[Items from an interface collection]
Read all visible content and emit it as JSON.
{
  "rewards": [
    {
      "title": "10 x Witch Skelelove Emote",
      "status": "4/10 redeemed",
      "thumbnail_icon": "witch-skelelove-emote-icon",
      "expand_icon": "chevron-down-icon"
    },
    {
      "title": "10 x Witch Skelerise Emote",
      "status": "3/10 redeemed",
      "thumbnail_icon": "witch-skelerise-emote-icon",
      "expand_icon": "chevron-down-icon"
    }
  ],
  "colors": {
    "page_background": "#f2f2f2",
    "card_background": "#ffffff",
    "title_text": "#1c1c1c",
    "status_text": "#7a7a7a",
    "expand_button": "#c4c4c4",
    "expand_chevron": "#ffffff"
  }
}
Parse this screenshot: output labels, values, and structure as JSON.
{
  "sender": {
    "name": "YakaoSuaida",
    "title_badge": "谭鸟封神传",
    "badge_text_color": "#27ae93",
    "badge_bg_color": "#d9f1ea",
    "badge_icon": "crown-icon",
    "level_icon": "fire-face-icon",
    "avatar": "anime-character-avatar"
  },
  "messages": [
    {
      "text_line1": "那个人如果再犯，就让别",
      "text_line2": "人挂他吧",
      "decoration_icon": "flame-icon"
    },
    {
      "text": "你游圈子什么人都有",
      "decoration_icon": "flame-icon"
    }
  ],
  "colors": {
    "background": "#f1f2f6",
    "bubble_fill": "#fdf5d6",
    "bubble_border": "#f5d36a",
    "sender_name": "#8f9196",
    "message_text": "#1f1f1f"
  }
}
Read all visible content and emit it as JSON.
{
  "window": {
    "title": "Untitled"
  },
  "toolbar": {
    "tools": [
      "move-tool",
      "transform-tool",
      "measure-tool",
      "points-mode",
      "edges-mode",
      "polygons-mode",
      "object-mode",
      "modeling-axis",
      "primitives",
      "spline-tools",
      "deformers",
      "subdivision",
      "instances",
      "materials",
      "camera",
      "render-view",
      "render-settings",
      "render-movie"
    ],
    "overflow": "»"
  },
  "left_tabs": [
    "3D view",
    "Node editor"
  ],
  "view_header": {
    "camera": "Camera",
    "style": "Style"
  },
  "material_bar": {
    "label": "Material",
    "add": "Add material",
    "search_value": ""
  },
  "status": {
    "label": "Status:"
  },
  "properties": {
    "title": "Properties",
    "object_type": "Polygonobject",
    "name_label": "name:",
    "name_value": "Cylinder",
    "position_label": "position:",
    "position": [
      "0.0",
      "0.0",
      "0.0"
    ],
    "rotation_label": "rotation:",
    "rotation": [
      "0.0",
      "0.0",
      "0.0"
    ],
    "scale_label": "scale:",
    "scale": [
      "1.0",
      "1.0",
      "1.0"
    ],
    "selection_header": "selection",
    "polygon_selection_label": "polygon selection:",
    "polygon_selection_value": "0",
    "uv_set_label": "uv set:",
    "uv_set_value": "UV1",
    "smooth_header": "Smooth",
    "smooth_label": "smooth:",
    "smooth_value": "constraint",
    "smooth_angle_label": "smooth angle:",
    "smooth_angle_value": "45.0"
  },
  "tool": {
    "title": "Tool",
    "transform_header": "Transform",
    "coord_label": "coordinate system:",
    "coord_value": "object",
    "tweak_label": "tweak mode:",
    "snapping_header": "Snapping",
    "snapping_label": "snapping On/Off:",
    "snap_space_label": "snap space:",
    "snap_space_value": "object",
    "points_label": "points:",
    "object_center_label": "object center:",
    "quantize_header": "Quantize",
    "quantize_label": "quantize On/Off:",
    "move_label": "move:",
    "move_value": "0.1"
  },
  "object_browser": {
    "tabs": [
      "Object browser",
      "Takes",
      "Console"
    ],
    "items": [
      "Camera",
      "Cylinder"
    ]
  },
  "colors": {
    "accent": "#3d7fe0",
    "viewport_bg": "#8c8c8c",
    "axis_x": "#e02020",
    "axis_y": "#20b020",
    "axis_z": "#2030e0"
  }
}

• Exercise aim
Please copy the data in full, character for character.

• Completed task
Read all visible content and emit it as JSON.
{
  "rewards": [
    {
      "title": "10 x Witch Skelelove Emote",
      "status": "4/10 redeemed",
      "thumbnail_icon": "witch-skelelove-emote-icon",
      "expand_icon": "chevron-down-icon"
    },
    {
      "title": "10 x Witch Skelerise Emote",
      "status": "3/10 redeemed",
      "thumbnail_icon": "witch-skelerise-emote-icon",
      "expand_icon": "chevron-down-icon"
    }
  ],
  "colors": {
    "page_background": "#f2f2f2",
    "card_background": "#ffffff",
    "title_text": "#1c1c1c",
    "status_text": "#7a7a7a",
    "expand_button": "#c4c4c4",
    "expand_chevron": "#ffffff"
  }
}
Parse this screenshot: output labels, values, and structure as JSON.
{
  "sender": {
    "name": "YakaoSuaida",
    "title_badge": "谭鸟封神传",
    "badge_text_color": "#27ae93",
    "badge_bg_color": "#d9f1ea",
    "badge_icon": "crown-icon",
    "level_icon": "fire-face-icon",
    "avatar": "anime-character-avatar"
  },
  "messages": [
    {
      "text_line1": "那个人如果再犯，就让别",
      "text_line2": "人挂他吧",
      "decoration_icon": "flame-icon"
    },
    {
      "text": "你游圈子什么人都有",
      "decoration_icon": "flame-icon"
    }
  ],
  "colors": {
    "background": "#f1f2f6",
    "bubble_fill": "#fdf5d6",
    "bubble_border": "#f5d36a",
    "sender_name": "#8f9196",
    "message_text": "#1f1f1f"
  }
}
Read all visible content and emit it as JSON.
{
  "window": {
    "title": "Untitled"
  },
  "toolbar": {
    "tools": [
      "move-tool",
      "transform-tool",
      "measure-tool",
      "points-mode",
      "edges-mode",
      "polygons-mode",
      "object-mode",
      "modeling-axis",
      "primitives",
      "spline-tools",
      "deformers",
      "subdivision",
      "instances",
      "materials",
      "camera",
      "render-view",
      "render-settings",
      "render-movie"
    ],
    "overflow": "»"
  },
  "left_tabs": [
    "3D view",
    "Node editor"
  ],
  "view_header": {
    "camera": "Camera",
    "style": "Style"
  },
  "material_bar": {
    "label": "Material",
    "add": "Add material",
    "search_value": ""
  },
  "status": {
    "label": "Status:"
  },
  "properties": {
    "title": "Properties",
    "object_type": "Polygonobject",
    "name_label": "name:",
    "name_value": "Cylinder",
    "position_label": "position:",
    "position": [
      "0.0",
      "0.0",
      "0.0"
    ],
    "rotation_label": "rotation:",
    "rotation": [
      "0.0",
      "0.0",
      "0.0"
    ],
    "scale_label": "scale:",
    "scale": [
      "1.0",
      "1.0",
      "1.0"
    ],
    "selection_header": "selection",
    "polygon_selection_label": "polygon selection:",
    "polygon_selection_value": "0",
    "uv_set_label": "uv set:",
    "uv_set_value": "UV1",
    "smooth_header": "Smooth",
    "smooth_label": "smooth:",
    "smooth_value": "constraint",
    "smooth_angle_label": "smooth angle:",
    "smooth_angle_value": "45.0"
  },
  "tool": {
    "title": "Tool",
    "transform_header": "Transform",
    "coord_label": "coordinate system:",
    "coord_value": "object",
    "tweak_label": "tweak mode:",
    "snapping_header": "Snapping",
    "snapping_label": "snapping On/Off:",
    "snap_space_label": "snap space:",
    "snap_space_value": "object",
    "points_label": "points:",
    "object_center_label": "object center:",
    "quantize_header": "Quantize",
    "quantize_label": "quantize On/Off:",
    "move_label": "move:",
    "move_value": "0.1"
  },
  "object_browser": {
    "tabs": [
      "Object browser",
      "Takes",
      "Console"
    ],
    "items": [
      "Camera",
      "Cylinder"
    ]
  },
  "colors": {
    "accent": "#3d7fe0",
    "viewport_bg": "#8c8c8c",
    "axis_x": "#e02020",
    "axis_y": "#20b020",
    "axis_z": "#2030e0"
  }
}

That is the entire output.